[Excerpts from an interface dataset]
────────

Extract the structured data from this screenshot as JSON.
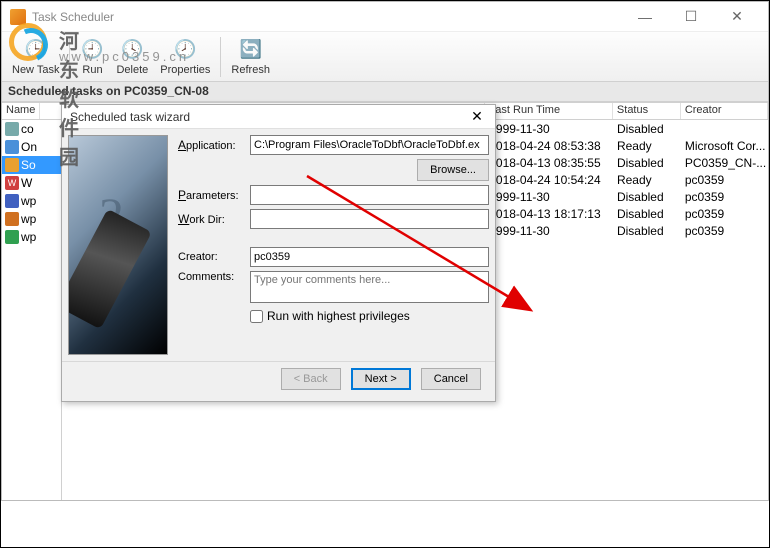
{
  "window": {
    "title": "Task Scheduler"
  },
  "toolbar": {
    "new_task": "New Task",
    "run": "Run",
    "delete": "Delete",
    "properties": "Properties",
    "refresh": "Refresh"
  },
  "sched_header": "Scheduled tasks on PC0359_CN-08",
  "columns": {
    "name": "Name",
    "last_run": "Last Run Time",
    "status": "Status",
    "creator": "Creator"
  },
  "left_tasks": [
    {
      "icon": "calc",
      "label": "co"
    },
    {
      "icon": "one",
      "label": "On"
    },
    {
      "icon": "sys",
      "label": "So",
      "selected": true
    },
    {
      "icon": "w",
      "label": "W"
    },
    {
      "icon": "wp1",
      "label": "wp"
    },
    {
      "icon": "wp2",
      "label": "wp"
    },
    {
      "icon": "wp3",
      "label": "wp"
    }
  ],
  "grid_rows": [
    {
      "last_run": "1999-11-30",
      "status": "Disabled",
      "creator": ""
    },
    {
      "last_run": "2018-04-24 08:53:38",
      "status": "Ready",
      "creator": "Microsoft Cor..."
    },
    {
      "last_run": "2018-04-13 08:35:55",
      "status": "Disabled",
      "creator": "PC0359_CN-..."
    },
    {
      "last_run": "2018-04-24 10:54:24",
      "status": "Ready",
      "creator": "pc0359"
    },
    {
      "last_run": "1999-11-30",
      "status": "Disabled",
      "creator": "pc0359"
    },
    {
      "last_run": "2018-04-13 18:17:13",
      "status": "Disabled",
      "creator": "pc0359"
    },
    {
      "last_run": "1999-11-30",
      "status": "Disabled",
      "creator": "pc0359"
    }
  ],
  "dialog": {
    "title": "Scheduled task wizard",
    "labels": {
      "application": "Application:",
      "parameters": "Parameters:",
      "workdir": "Work Dir:",
      "creator": "Creator:",
      "comments": "Comments:"
    },
    "values": {
      "application": "C:\\Program Files\\OracleToDbf\\OracleToDbf.ex",
      "parameters": "",
      "workdir": "",
      "creator": "pc0359",
      "comments_placeholder": "Type your comments here..."
    },
    "browse": "Browse...",
    "run_highest": "Run with highest privileges",
    "back": "< Back",
    "next": "Next >",
    "cancel": "Cancel"
  },
  "watermark": {
    "brand": "河东软件园",
    "url": "www.pc0359.cn"
  }
}
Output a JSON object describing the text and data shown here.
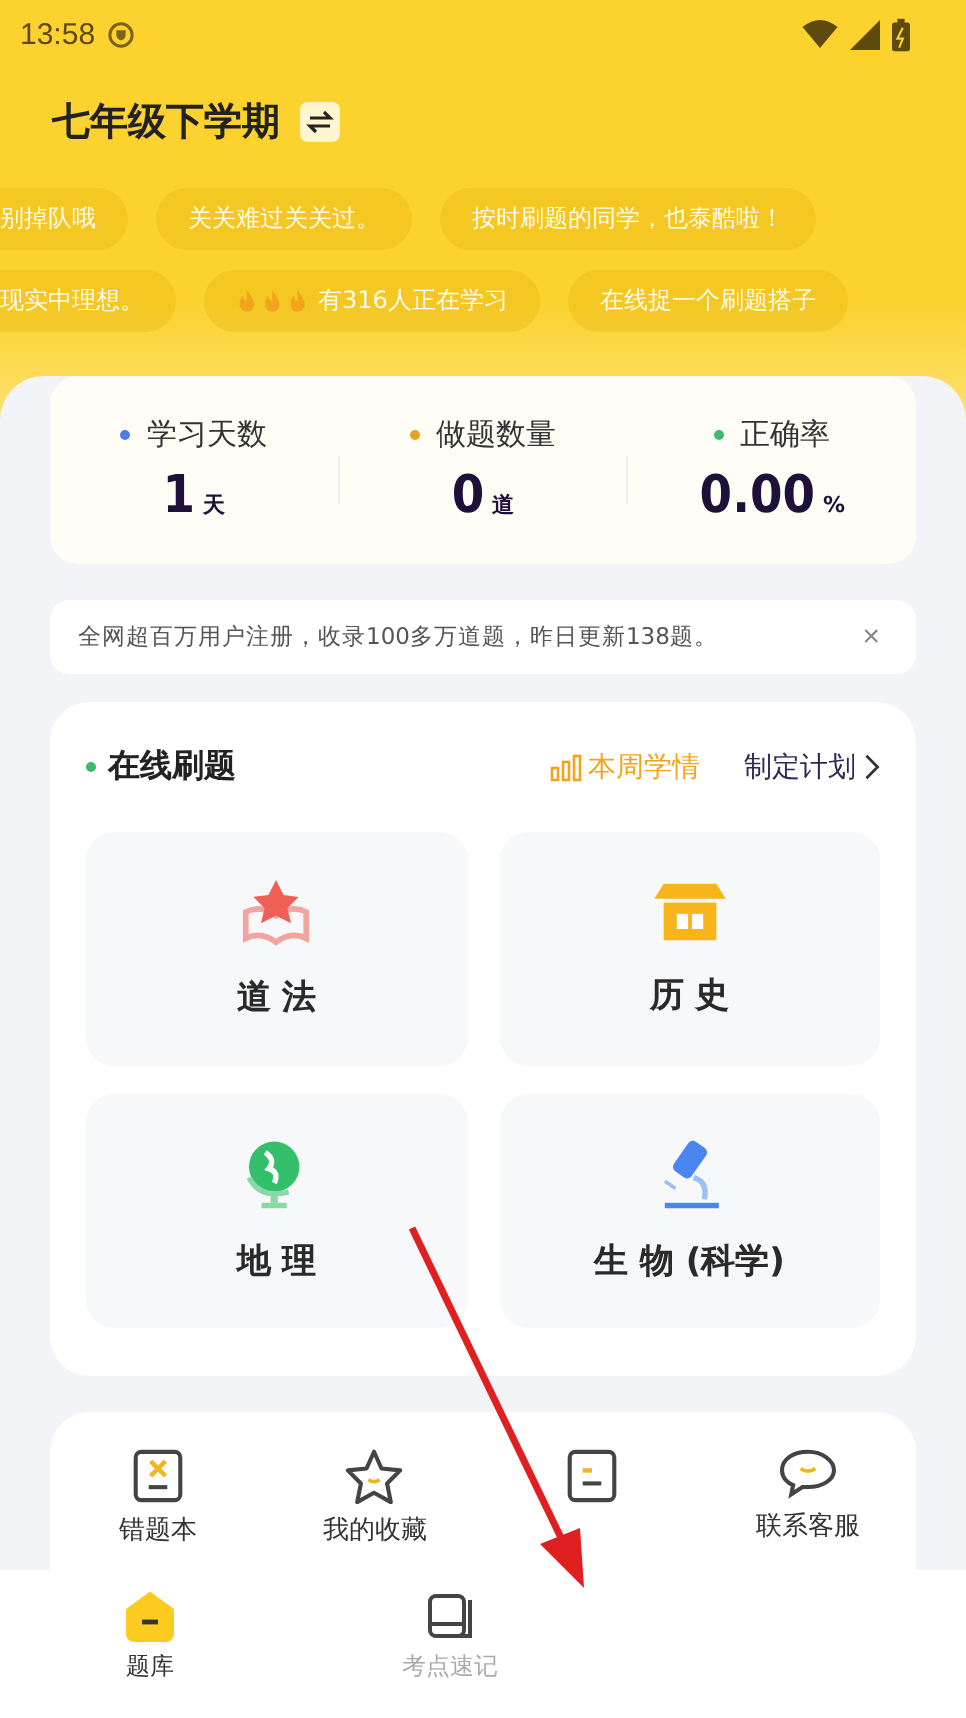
{
  "status_bar": {
    "time": "13:58"
  },
  "header": {
    "title": "七年级下学期"
  },
  "ticker_rows": [
    {
      "chips": [
        {
          "text": "别掉队哦"
        },
        {
          "text": "关关难过关关过。"
        },
        {
          "text": "按时刷题的同学，也泰酷啦！"
        }
      ]
    },
    {
      "chips": [
        {
          "text": "现实中理想。"
        },
        {
          "text": "有316人正在学习",
          "kind": "fire"
        },
        {
          "text": "在线捉一个刷题搭子"
        }
      ]
    }
  ],
  "stats": [
    {
      "label": "学习天数",
      "value": "1",
      "unit": "天",
      "color": "#4a7ee8"
    },
    {
      "label": "做题数量",
      "value": "0",
      "unit": "道",
      "color": "#f0a020"
    },
    {
      "label": "正确率",
      "value": "0.00",
      "unit": "%",
      "color": "#3fb96b"
    }
  ],
  "notice": {
    "text": "全网超百万用户注册，收录100多万道题，昨日更新138题。",
    "close": "×"
  },
  "practice": {
    "title": "在线刷题",
    "weekly": "本周学情",
    "plan": "制定计划",
    "subjects": [
      {
        "name": "道 法",
        "kind": "law"
      },
      {
        "name": "历 史",
        "kind": "history"
      },
      {
        "name": "地 理",
        "kind": "geo"
      },
      {
        "name": "生 物 (科学)",
        "kind": "bio"
      }
    ]
  },
  "tools": [
    {
      "label": "错题本",
      "kind": "wrong"
    },
    {
      "label": "我的收藏",
      "kind": "star"
    },
    {
      "kind": "note"
    },
    {
      "label": "联系客服",
      "kind": "chat"
    }
  ],
  "tabs": [
    {
      "label": "题库",
      "selected": true
    },
    {
      "label": "考点速记",
      "selected": false
    }
  ]
}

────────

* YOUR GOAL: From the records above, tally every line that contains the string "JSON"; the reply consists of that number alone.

* WORKED SOLUTION: 2